The Chekhov production, quite avant garde, features actors performing in various languages, including Japanese, Korean, Mandarin, and even in Korean sign language. At first, this feels a bit chaotic, but it quickly becomes quite powerful as the viewer’s attention moves from the spoken – and in some cases signed – dialogue to the actors’ faces and performances. (English subtitles clarify the action, of course.) The play’s linguistic diversity dramatizes the potential for miscommunication, just as failures of understanding created problems for the actor and his wife, and for all people in real-life relationships.
Although much of the action takes place inside a car, Hamaguchi uses the sense of claustrophobia that setting sometimes induces to force audience attention onto the actors’ faces and words. Moreover, shots beyond the car invite the eye into the outside world, city and country, where people seem insignificant and humanity often disappears entirely.
Drive My Car boasts many fine sequences, nicely shot by Shinomiya, but three demand special attention. The first, just after the midpoint, takes place in a high-tech waste processing plant. Against a background of surprising and sometimes beautiful visuals, the chain-smoking driver and abruptly paced dialogue evoke Jean Luc Goddard as people, trash, and machines come together in a hard, linear world.
In a later sequence, sound blurs as the car speeds through a tunnel. The car exits the tunnel into a rainy night and a sound bridge of rain links to the sounds of water against a ferry’s hull as we cut to a shot at sea. The camera then moves up and studies the characters from above, the ferry’s bright red guardrail the only element of color in the shot. Quite effective as images of connection/separation.
A final detail to watch for. Throughout the movie, the driver (played with an enormous sense of humanity and vulnerability by Miura) has a facial scar that offers a key to her personality. In the film’s final sequence, set in present day (everyone’s wearing anti-COVID masks), the driver seems to have arrived at a new place in life. A closeup of her face shows the scar almost – perhaps entirely? – invisible, an evocative symbol of character’s growth and change. Note that the driver, not the actor, appears in the last scene, shifting the narrative emphasis from him to her. Despite centering on the actor throughout, here we see the driver’s story, or rather, the story of how the actor’s life affected hers? After all, it is her closing words to him that reverberate in our memory as we leave the theatre.
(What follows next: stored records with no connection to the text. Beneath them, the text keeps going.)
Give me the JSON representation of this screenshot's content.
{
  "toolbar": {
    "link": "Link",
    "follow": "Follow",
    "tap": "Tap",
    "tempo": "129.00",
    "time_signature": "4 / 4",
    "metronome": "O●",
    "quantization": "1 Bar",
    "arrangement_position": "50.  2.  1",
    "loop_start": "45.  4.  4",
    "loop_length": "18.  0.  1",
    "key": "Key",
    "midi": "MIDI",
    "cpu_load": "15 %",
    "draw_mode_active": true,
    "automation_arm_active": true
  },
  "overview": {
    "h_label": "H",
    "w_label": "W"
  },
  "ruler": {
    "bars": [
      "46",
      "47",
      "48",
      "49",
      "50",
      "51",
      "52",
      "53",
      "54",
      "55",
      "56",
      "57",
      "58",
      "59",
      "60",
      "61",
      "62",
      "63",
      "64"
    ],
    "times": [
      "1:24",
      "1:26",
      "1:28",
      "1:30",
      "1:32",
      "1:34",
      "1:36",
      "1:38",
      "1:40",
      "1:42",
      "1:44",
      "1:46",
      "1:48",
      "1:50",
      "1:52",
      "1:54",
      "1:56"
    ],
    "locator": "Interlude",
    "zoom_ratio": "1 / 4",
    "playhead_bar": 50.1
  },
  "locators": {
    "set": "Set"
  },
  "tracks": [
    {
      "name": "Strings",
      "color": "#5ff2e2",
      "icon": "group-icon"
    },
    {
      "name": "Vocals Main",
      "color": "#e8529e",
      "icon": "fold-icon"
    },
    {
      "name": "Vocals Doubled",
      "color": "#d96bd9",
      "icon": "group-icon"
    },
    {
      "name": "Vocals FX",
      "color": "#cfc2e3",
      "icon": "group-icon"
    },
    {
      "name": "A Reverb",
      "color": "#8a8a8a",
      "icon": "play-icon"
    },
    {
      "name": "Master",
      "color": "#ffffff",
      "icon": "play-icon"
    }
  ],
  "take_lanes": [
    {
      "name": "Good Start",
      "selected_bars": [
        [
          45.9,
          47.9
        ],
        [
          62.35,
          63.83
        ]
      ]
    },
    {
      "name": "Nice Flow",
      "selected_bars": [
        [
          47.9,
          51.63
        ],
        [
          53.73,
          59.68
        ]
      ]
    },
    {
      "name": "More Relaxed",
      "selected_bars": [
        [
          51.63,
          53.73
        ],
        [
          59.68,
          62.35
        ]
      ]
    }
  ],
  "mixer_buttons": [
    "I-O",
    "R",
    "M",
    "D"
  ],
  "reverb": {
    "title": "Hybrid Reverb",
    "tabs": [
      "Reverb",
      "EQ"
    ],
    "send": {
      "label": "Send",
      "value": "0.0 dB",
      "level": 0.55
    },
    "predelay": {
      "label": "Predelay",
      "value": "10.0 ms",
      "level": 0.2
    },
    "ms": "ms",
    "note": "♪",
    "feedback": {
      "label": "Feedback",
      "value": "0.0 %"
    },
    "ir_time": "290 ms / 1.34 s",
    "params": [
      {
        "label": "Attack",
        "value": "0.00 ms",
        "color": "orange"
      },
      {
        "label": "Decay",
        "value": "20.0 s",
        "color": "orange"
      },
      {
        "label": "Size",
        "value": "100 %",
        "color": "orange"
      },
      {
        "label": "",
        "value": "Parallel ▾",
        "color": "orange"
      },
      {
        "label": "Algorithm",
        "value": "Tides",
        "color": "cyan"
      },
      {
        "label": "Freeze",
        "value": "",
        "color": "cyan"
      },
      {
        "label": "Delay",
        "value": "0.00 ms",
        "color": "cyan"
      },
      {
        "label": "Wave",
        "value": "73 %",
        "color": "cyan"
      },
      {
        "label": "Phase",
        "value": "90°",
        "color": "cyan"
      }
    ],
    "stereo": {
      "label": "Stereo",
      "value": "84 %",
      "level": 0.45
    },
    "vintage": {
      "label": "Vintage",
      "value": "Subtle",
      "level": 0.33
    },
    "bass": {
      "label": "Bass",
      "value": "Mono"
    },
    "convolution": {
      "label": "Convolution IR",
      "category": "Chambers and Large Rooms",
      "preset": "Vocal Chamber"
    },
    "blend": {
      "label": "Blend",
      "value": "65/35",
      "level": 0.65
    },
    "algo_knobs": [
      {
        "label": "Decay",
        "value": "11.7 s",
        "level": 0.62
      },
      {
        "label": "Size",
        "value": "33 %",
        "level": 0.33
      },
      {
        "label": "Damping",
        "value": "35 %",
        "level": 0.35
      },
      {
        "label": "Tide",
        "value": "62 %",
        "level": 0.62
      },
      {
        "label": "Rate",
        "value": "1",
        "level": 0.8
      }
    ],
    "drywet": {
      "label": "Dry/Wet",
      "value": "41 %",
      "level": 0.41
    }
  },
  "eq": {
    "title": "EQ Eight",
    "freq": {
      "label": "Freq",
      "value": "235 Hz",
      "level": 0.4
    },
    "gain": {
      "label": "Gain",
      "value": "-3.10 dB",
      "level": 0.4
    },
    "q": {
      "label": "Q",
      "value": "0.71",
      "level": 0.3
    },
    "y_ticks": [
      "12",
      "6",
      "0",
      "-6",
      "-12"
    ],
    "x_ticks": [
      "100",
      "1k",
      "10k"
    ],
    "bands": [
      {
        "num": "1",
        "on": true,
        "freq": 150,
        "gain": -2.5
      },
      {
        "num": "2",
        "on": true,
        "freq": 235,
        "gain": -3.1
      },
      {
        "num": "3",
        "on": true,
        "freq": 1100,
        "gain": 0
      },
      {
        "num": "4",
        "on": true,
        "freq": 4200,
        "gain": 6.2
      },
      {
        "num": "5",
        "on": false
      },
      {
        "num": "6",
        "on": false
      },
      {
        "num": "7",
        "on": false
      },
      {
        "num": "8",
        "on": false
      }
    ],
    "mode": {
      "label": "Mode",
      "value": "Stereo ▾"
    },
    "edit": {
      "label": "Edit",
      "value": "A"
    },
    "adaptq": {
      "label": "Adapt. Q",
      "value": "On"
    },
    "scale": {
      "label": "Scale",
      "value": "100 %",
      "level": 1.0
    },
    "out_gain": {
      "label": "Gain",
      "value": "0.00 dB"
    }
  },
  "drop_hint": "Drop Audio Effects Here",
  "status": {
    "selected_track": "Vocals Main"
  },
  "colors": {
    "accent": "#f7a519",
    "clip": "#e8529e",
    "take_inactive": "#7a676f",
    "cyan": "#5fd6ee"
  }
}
Although Drive My Car deals with dark subject matter, it remains surprisingly non-judgmental and winds through a complex and perplexing labyrinth of raw human emotions. The driver at one point admits that she hated her mother, but then clarifies that hate wasn’t the only emotion she felt toward her. People are not good or bad, but good and bad, both loving and unfaithful, affectionate and cruel, changing from one moment to the next.
Drive My Car, Japan’s official entry for Best International Feature, has been nominated for Best Picture, Best Director, and Best Adapted Screenplay. It continues the influence of Asian filmmakers on the Oscars, following Joon-ho Bong’s Parasite (Best Picture, 2020) and Beijing-born director Chloé Zhao’s Nomadland (Best Picture, 2021). Drive My Car won best screenplay at Cannes and has already received recognition from three of America’s most prestigious critics groups: the Los Angeles Film Critics Association, the National Society of Film Critics, and the New York Film Critics Circle.
Catch the film and keep an eye out for it at the Oscars – the critical buzz suggests that it will bring home some awards.